I hate it in my bones. The very fiber of my essence quivers with revulsion when my eyes scan second person POV with a disgust that is born of the irrationality that can only be fostered by a childhood full of abuse. Second person narrative makes me throw up in my mouth a little. I don't doubt for a moment that authors feel passionately about their work and they put an amazing amount of effort into writing a book, but that doesn't mean anybody, anywhere, anytime, gets to tell me "You feel (something), you think (something)." I reserve that right for myself alone. The author is more than welcome to try and manipulate my feelings and intellect, but I and I alone get to tell me what I feel and think. The prose doesn't improve much with the change in POV, either. The irony of the following selection is that it's the loser artist's sister talking about the loser artist we met in the first quote, but it could just as easily be talking about the prose:
You can still hear Nick's sentences, but you don't want to complete them, for they are monstrous, guttural creations, and they reek of blood. They are not the constructions of the Nick you know, the Nick who loves the Canal District for its many-layered conversations, the deals being made, the mysterious magic of it that defies easy definition.

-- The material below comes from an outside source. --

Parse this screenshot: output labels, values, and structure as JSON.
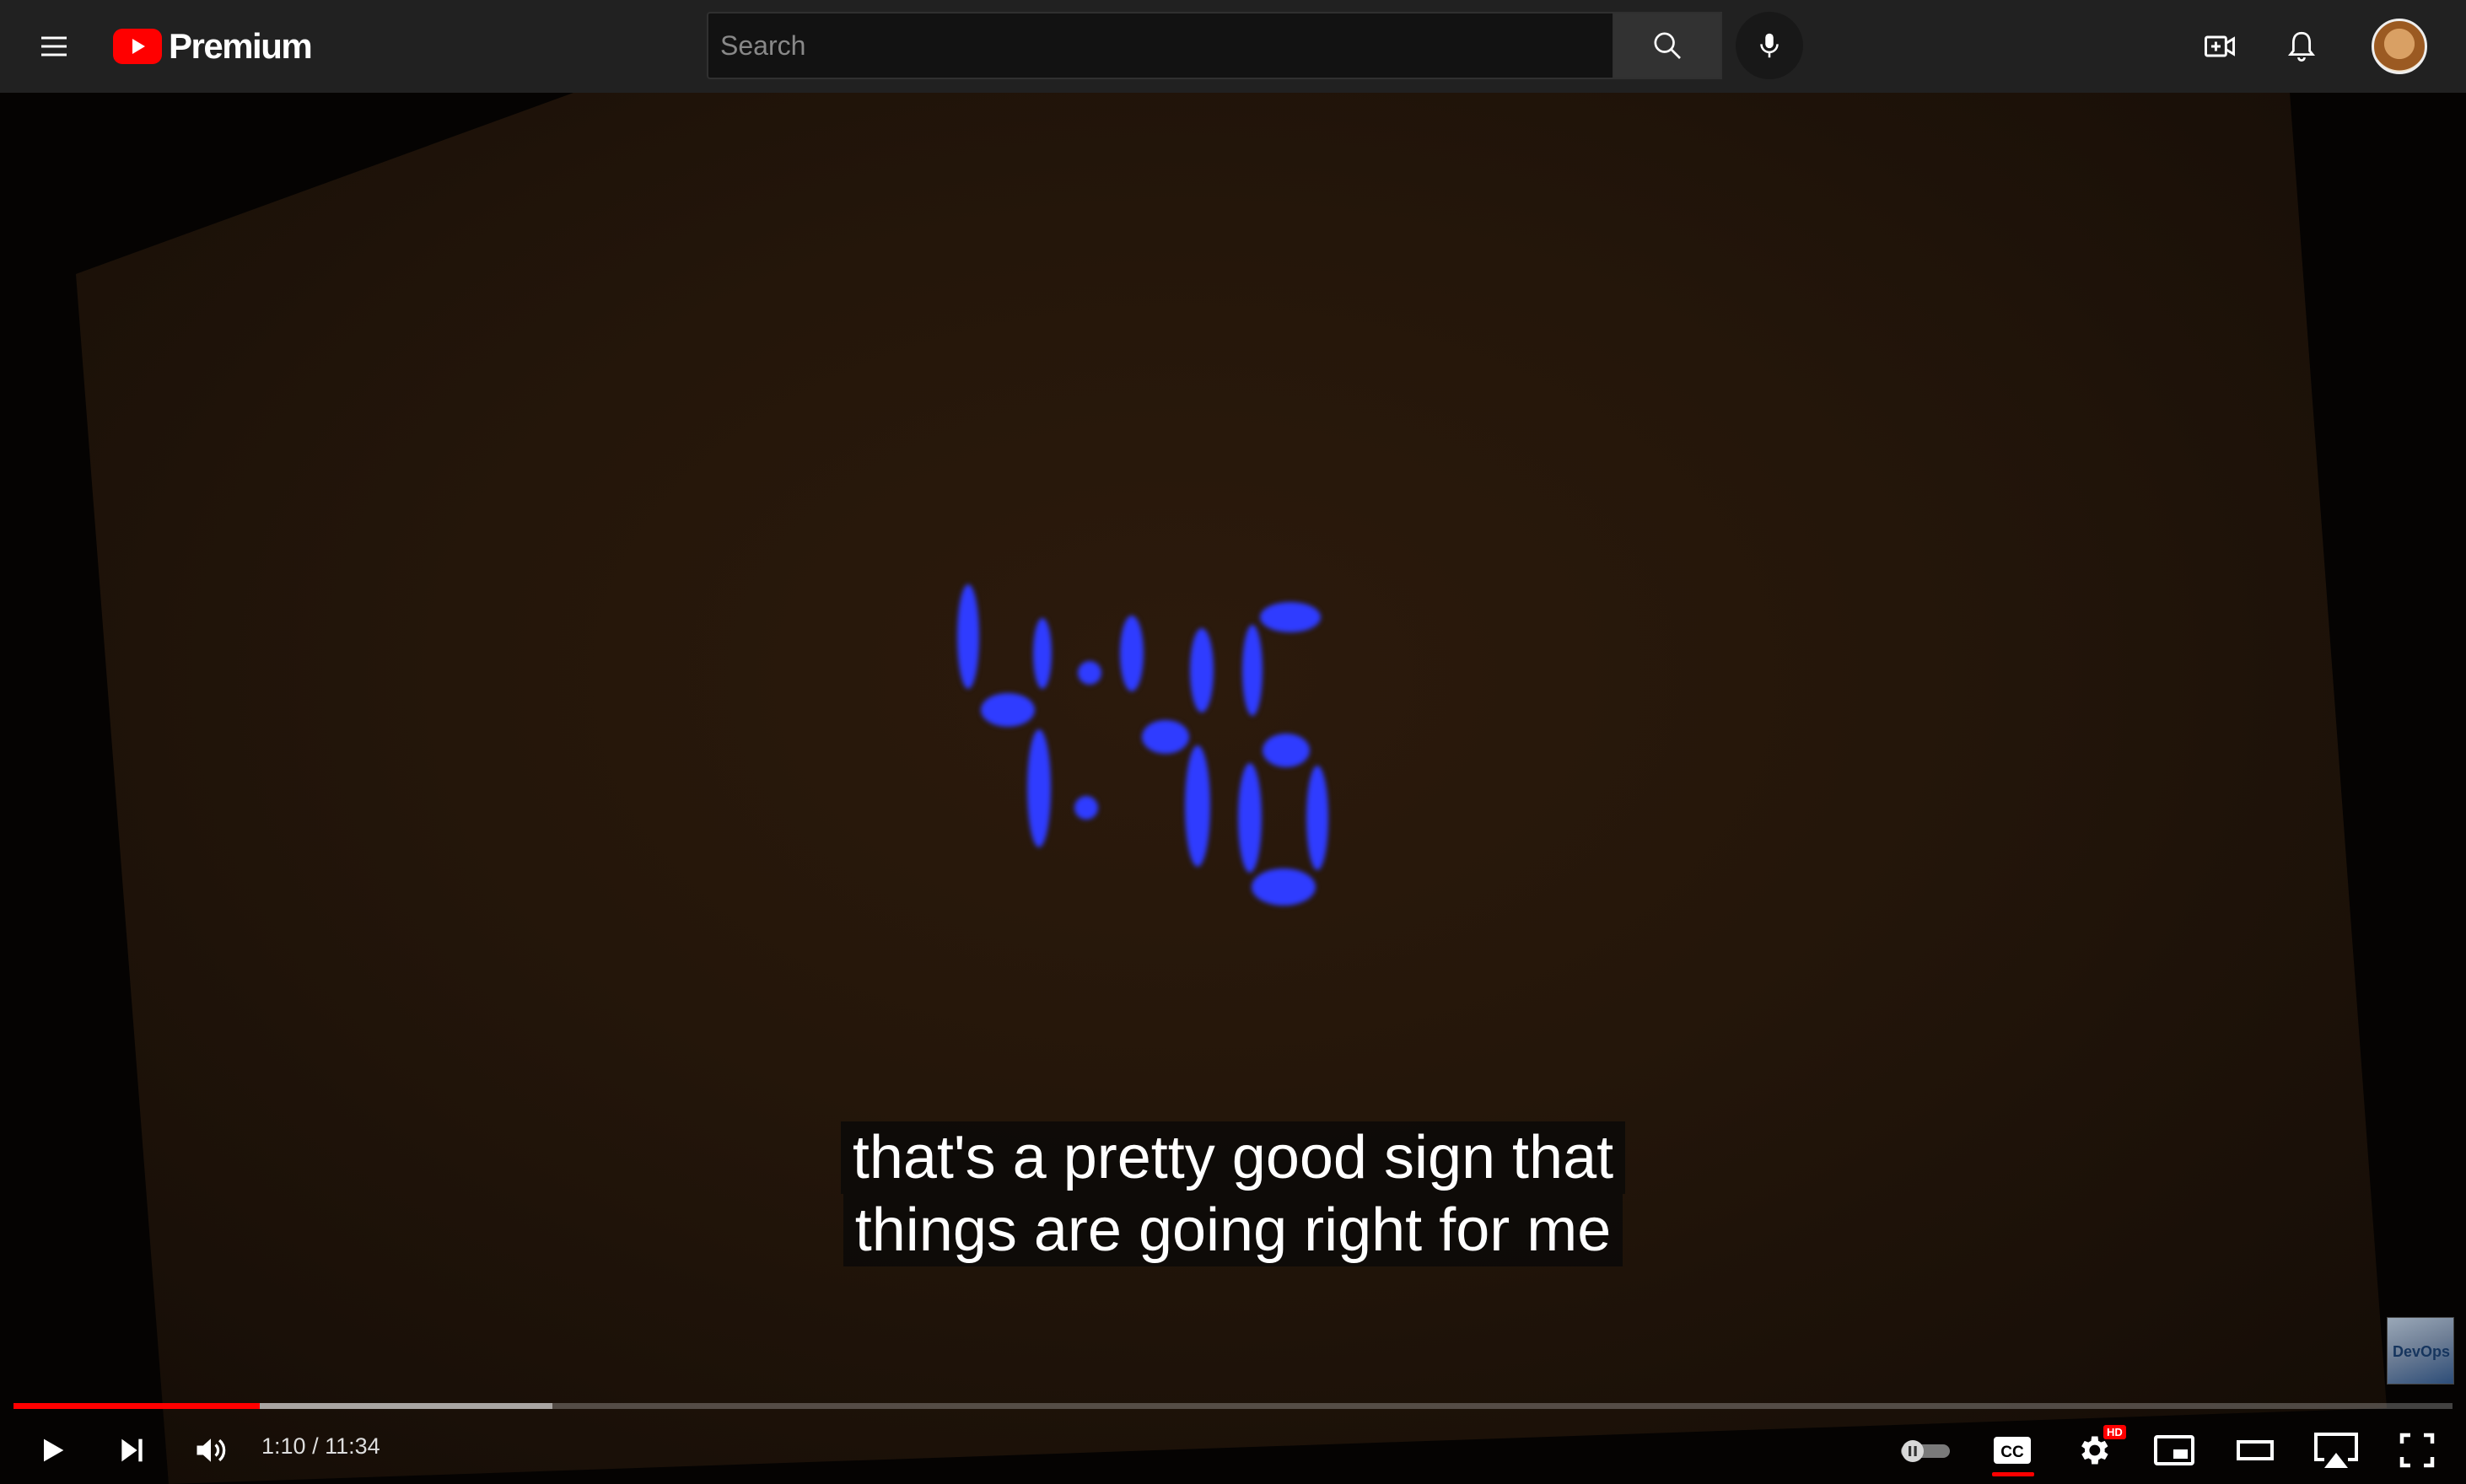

That was right about where I knew this book and I did not have a future together. I soldiered on for the remainder of my cigarette, glued to my reader like a bystander at a trainwreck and found this gem that, again, could describe my thoughts about this book:
Another week passes into gray oblivion. You're a slow dream, an autumn freeze, a ship in the doldrums. Thoughts come slow and ponderous, like deep-sea fish floating heavy and memory-bound to the surface; coelacanth reborn.

Needless to say, I'm not a big fan of the book. I suppose it isn't poorly written, it's just written in a way that really turns me off. No doubt there's a worthwhile story lurking in the craggy depths of those murky sentences, like coelecanths waiting to be discovered long after they were written off. I'm willing to let other people find it.